I fully expect that the FCC will think that this acquisition does not negatively affect the level of competition for phone service and may, as it has done many times in the past (for example) claim that the deal will “facilitate competition.”

For once I might agree, at least on part of this conclusion. The acquisition will not harm competition for local phone service between the RBOCs because there is none today. In spite of promises made at the time of the AT&T breakup, none of the Bells seriously tried to invade the geographic territory of the others. They could all merge again into one company and it would not diminish the non-competition in this area.

There has been competition in other areas, specifically long distance and wireless, but neither of those will be impacted much by this deal since the new combined company picks up only one player in each category. There has been some competition for the enterprise market that might be slightly reduced by this acquisition.

The mantra from the FCC over the last few years has been that the real competition will come from alternate technologies. For example, the FCC assumes that cable TV-based voice service will compete with the traditional line-based phone service from the Bells, or that the Bells could offer cable-TV like video services to compete with the cable TV companies. This proposed acquisition gives the FCC another chance to spout that mantra.

Should you care about AT&T buying BellSouth? I do not know. Obviously the gargantuan new company as well as a possible gargantuan Verizon/Qwest combination someday and giant merged cable TV companies that may follow are not going to make it easier for customers’ voices to be heard in Washington, D.C. The bigger these companies get, the more reluctant Washington will be to let them fail and the companies will use that to their advantage.

Many of us have high hopes for the Internet as a competitive force for voice and video, along with data. But unless there are strong regulations requiring network neutrality, the Internet, at least for home use, will just be a captive pipe owned by a telco or cable TV company and will not be a competitive factor (See Father knows best about net neutrality). I see no reason to think that cable TV companies and telcos, both of which have an incentive to try to extort money from content providers, will try to compete on a basis of network openness.

Municipal and wireless ISPs may change the picture, but not soon. For the next decade at least I expect we will have to rely on regulation or the kind hearts of the carriers.

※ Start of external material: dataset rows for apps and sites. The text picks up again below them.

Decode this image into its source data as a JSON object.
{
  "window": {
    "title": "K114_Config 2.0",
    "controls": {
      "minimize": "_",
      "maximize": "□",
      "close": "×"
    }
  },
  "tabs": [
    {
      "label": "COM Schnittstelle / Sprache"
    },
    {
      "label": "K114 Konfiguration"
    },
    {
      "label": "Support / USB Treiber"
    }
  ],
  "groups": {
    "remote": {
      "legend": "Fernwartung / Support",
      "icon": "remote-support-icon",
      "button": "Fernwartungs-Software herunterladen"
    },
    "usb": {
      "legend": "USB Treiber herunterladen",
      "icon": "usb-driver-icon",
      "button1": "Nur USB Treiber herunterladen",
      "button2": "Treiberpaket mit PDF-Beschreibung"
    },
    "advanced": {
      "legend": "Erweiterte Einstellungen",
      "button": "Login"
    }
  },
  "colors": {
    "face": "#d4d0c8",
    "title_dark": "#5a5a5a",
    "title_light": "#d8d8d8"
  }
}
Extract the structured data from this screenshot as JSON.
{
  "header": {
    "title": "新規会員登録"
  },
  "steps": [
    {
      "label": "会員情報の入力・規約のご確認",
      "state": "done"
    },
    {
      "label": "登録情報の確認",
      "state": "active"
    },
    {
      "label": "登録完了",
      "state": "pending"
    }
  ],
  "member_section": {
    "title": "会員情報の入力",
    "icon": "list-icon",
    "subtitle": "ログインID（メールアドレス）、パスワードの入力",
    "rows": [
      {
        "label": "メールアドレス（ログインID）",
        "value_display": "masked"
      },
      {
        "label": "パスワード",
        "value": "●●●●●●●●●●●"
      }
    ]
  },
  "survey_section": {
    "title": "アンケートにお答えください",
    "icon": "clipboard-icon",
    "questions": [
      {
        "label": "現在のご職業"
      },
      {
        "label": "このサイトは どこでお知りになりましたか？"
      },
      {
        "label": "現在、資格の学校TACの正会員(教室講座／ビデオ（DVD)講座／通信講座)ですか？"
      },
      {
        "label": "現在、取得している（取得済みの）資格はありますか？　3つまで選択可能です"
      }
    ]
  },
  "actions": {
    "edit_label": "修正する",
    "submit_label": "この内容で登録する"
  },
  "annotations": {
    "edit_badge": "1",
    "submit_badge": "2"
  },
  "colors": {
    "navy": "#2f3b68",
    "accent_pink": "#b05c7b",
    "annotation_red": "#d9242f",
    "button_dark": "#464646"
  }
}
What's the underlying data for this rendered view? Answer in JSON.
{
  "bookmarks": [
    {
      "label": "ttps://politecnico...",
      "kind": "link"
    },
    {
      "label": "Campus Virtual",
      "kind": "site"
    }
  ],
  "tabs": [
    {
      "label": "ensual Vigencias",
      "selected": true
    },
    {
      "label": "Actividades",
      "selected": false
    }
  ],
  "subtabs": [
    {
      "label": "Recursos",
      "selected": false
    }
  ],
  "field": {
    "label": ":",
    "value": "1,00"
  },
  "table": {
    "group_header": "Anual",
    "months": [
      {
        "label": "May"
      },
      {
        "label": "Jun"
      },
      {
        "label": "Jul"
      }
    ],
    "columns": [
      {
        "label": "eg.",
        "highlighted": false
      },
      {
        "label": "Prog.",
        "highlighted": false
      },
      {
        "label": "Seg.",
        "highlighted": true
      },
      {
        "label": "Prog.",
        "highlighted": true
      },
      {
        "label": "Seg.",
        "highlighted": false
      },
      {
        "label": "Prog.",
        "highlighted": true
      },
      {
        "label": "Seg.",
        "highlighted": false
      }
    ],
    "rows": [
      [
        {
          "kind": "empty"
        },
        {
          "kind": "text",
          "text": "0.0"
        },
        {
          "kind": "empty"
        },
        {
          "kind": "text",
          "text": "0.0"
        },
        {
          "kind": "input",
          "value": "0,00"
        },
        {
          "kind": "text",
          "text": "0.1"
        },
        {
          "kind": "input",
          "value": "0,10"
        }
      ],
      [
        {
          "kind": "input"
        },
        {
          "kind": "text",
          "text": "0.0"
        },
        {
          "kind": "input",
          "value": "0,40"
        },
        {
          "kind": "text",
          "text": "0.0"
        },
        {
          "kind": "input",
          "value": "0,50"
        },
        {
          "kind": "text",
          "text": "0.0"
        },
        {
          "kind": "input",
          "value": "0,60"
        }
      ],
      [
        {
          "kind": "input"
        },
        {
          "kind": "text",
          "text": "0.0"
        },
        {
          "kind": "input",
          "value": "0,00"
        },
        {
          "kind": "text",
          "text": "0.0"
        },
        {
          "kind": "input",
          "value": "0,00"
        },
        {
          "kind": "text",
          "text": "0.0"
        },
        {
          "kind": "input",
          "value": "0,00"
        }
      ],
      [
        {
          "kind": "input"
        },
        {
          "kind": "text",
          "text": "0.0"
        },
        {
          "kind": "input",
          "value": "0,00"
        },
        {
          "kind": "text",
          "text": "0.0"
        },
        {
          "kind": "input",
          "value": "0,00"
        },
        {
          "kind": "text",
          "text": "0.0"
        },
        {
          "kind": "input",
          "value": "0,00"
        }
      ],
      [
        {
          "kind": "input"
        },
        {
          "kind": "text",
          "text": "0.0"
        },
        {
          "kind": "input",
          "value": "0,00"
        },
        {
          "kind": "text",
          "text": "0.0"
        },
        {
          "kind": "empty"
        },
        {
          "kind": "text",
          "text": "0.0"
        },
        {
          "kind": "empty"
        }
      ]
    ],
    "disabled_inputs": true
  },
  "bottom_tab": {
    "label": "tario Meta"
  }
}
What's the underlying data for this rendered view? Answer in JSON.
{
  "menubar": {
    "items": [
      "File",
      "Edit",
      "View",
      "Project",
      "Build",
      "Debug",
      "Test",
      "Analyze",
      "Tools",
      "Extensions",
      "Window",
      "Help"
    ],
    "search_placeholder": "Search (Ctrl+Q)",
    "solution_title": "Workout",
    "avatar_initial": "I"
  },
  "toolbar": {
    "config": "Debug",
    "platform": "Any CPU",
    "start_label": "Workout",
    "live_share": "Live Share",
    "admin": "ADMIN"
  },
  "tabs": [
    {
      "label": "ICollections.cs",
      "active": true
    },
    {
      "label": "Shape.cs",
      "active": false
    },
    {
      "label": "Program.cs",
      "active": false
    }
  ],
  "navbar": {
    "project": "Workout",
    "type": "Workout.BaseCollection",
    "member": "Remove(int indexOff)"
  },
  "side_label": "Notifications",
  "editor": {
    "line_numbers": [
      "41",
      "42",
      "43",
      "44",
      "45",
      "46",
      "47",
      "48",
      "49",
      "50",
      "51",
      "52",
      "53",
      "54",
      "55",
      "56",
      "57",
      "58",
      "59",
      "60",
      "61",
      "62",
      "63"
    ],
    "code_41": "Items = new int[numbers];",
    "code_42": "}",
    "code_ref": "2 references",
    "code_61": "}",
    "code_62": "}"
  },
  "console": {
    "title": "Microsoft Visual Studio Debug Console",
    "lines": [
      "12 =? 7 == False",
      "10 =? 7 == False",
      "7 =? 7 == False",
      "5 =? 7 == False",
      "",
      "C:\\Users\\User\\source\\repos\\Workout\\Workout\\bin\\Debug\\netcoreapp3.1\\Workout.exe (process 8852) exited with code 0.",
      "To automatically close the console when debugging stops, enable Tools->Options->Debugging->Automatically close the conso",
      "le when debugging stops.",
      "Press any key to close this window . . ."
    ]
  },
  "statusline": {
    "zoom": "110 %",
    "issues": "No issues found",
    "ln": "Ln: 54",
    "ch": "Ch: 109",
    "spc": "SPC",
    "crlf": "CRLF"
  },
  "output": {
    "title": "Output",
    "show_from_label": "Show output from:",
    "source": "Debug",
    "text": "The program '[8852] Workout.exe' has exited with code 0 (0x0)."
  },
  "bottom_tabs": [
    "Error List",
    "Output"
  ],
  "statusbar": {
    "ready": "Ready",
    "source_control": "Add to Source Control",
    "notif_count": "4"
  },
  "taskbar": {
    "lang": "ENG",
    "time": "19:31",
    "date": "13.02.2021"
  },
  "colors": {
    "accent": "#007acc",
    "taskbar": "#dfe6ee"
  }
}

Disclaimer: I’m not sure that even the Harvard med school could find a kind heart in a carrier, but I did not ask them for an opinion so the above is mine.